|Scientific Name:||Chrotopterus auritus|
|Species Authority:||(Peters, 1856)|
|Taxonomic Notes:||Simmons and Voss (1998) discussed problems with previously recognized subspecies.|
|Red List Category & Criteria:||Least Concern ver 3.1|
|Assessor(s):||Barquez, R., Perez, S., Miller, B. & Diaz, M.|
|Reviewer(s):||Medellín, R. (Chiroptera Red List Authority) & Schipper, J. (Global Mammal Assessment Team)|
This species is listed as Least Concern in view of its wide distribution, presumed large population, it occurs in a number of protected areas, and because it is unlikely to be declining at nearly the rate required to qualify for listing in a threatened category.
|Previously published Red List assessments:||
|Range Description:||Veracruz (Mexico) south to the Guianas, Brazil, Peru, Bolivia, and N Argentina (Simmons 2005). Also Paraguay.|
Native:Argentina; Belize; Bolivia, Plurinational States of; Brazil; Colombia; Costa Rica; Ecuador; El Salvador; French Guiana; Guatemala; Guyana; Honduras; Mexico; Nicaragua; Panama; Paraguay; Peru; Suriname; Venezuela, Bolivarian Republic of

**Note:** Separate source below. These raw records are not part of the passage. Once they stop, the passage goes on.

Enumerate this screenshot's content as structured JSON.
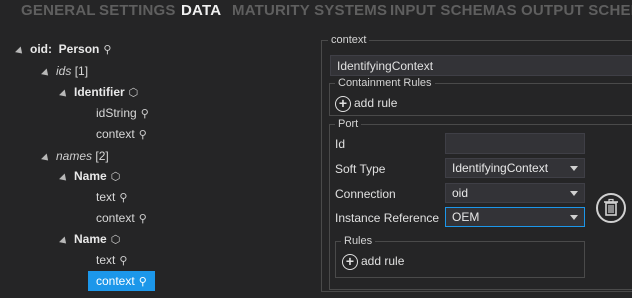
{
  "tabs": [
    {
      "label": "GENERAL",
      "active": false
    },
    {
      "label": "SETTINGS",
      "active": false
    },
    {
      "label": "DATA",
      "active": true
    },
    {
      "label": "MATURITY SYSTEMS",
      "active": false
    },
    {
      "label": "INPUT SCHEMAS",
      "active": false
    },
    {
      "label": "OUTPUT SCHEM",
      "active": false
    }
  ],
  "tree": {
    "root_name": "oid:",
    "root_type": "Person",
    "ids_label": "ids",
    "ids_count": "[1]",
    "identifier_label": "Identifier",
    "idstring_label": "idString",
    "context_label_1": "context",
    "names_label": "names",
    "names_count": "[2]",
    "name_label_1": "Name",
    "text_label_1": "text",
    "context_label_2": "context",
    "name_label_2": "Name",
    "text_label_2": "text",
    "context_label_3": "context"
  },
  "panel": {
    "context_legend": "context",
    "context_value": "IdentifyingContext",
    "containment_legend": "Containment Rules",
    "containment_add": "add rule",
    "port_legend": "Port",
    "id_label": "Id",
    "id_value": "",
    "soft_type_label": "Soft Type",
    "soft_type_value": "IdentifyingContext",
    "connection_label": "Connection",
    "connection_value": "oid",
    "instance_ref_label": "Instance Reference",
    "instance_ref_value": "OEM",
    "rules_legend": "Rules",
    "rules_add": "add rule"
  },
  "icons": {
    "link": "link-icon",
    "cube": "cube-icon",
    "trash": "trash-icon",
    "plus": "plus-circle-icon"
  },
  "colors": {
    "accent": "#1c97ea",
    "background": "#252526",
    "tab_inactive": "#5f5f5f"
  }
}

|Range Map:||Click here to open the map viewer and explore range.|
|Population:||Very common. Thesey bats exist in low population density areas and form complex social groups that tend to stay together for several years. Colonies can consist of one to seven individuals, but typically contain three to five individuals. (Hill and Smith, 1984; Kunz and Racy, 1998; Medellin, 1989; Nowak, 1999). Rare in Mexico. Not so common in Central America.|
|Current Population Trend:||Stable|
|Habitat and Ecology:||Carnivore, dense forest. These bats tend to live near streams and other moist areas in forested lowlands, tropical rainforests, tropical deciduous forests, and cloud forests. They have been reported to roost in hollow trees, caves, and even Mayan ruins. (Medellin, 1989; Nowak, 1994). There is little known about the mating system of C. auritus (Altringham, 1996; Hill and Smith, 1984). Big-eared woolly bats have low reproduction rates, typically having just one offspring per litter. Females have only been reported to be reproductively active during the second half of the year. Pregnant females, however, have been observed from April until July. This is consistent with a monestrous cycle, varying geographically. One female taken into captivity gave birth to a single young after 99 days. They have a maximum gestation period of 220 days and a maximum weaning time of nine months. The age of reproductive maturity is between one and two years. (Kunz and Racy, 1998; Medellin, 1989; Nowak, 1994).
Big-eared woolly bats are not exclusively carnivores. In fact, they have a flexible foraging strategy that allows them to eat insects and fruit in addition to extensive consumption of small vertebrates like bats, opossums, mice, birds, lizards, and frogs. They have a diet similar to that of Vampyrum spectrum and Trachops cirrhosus. Big-eared woolly bats have significant seasonal diet changes. In the wet season they eat more insects because they are more abundant. However, age and sex do not have any effect on what they eat. (Altringham, 1996; Hill and Smith, 1984; Kunz and Racey, 1998)
|Major Threat(s):||No major threats throughout its range.|
|Conservation Actions:||Habitat conservation. In Mexico is listed as threatened under NOM - 059 - SEMARNAT - 2001 (Arroyo-Cabrales pers. comm.). Found in protected areas.|
Altringham, J. 1996. Bats: Biology and Behavior. Oxford University Press, New York, USA.
Hill, J. and Smith, J. 1984. Bats: A Natural History. British Museum (Natural History) and University of Texas Press, Austin, Texas, USA.
Kunz, T. and Racey, P. 1998. Bat Biology and Conservation. Smithsonian Institute Press, Washington, D. C., U.S.A.
Medellin, R. 1989. Chrotopterus auritus. Mammalian Species 343: 1-5.
Nowak, R.M. 1999. Walker's Mammals of the World. The Johns Hopkins University Press, Baltimore, USA and London, UK.
Simmons, N. B. 2005. Order Chiroptera. In: D. E. Wilson and D. M. Reeder (eds), Mammal Species of the World, pp. 312-529. The Johns Hopkins University Press, Baltimore, MD, USA.
Simmons, N. B. and Voss, R. S. 1998. The mammals of Paracou, French Guiana: A Neotropical lowland rainforest fauna. Part 1. Bats. Bulletin of the American Museum of Natural History 237: 1-219.
|Citation:||Barquez, R., Perez, S., Miller, B. & Diaz, M. 2008. Chrotopterus auritus. The IUCN Red List of Threatened Species 2008: e.T4811A11097366. http://dx.doi.org/10.2305/IUCN.UK.2008.RLTS.T4811A11097366.en . Downloaded on 10 October 2015.|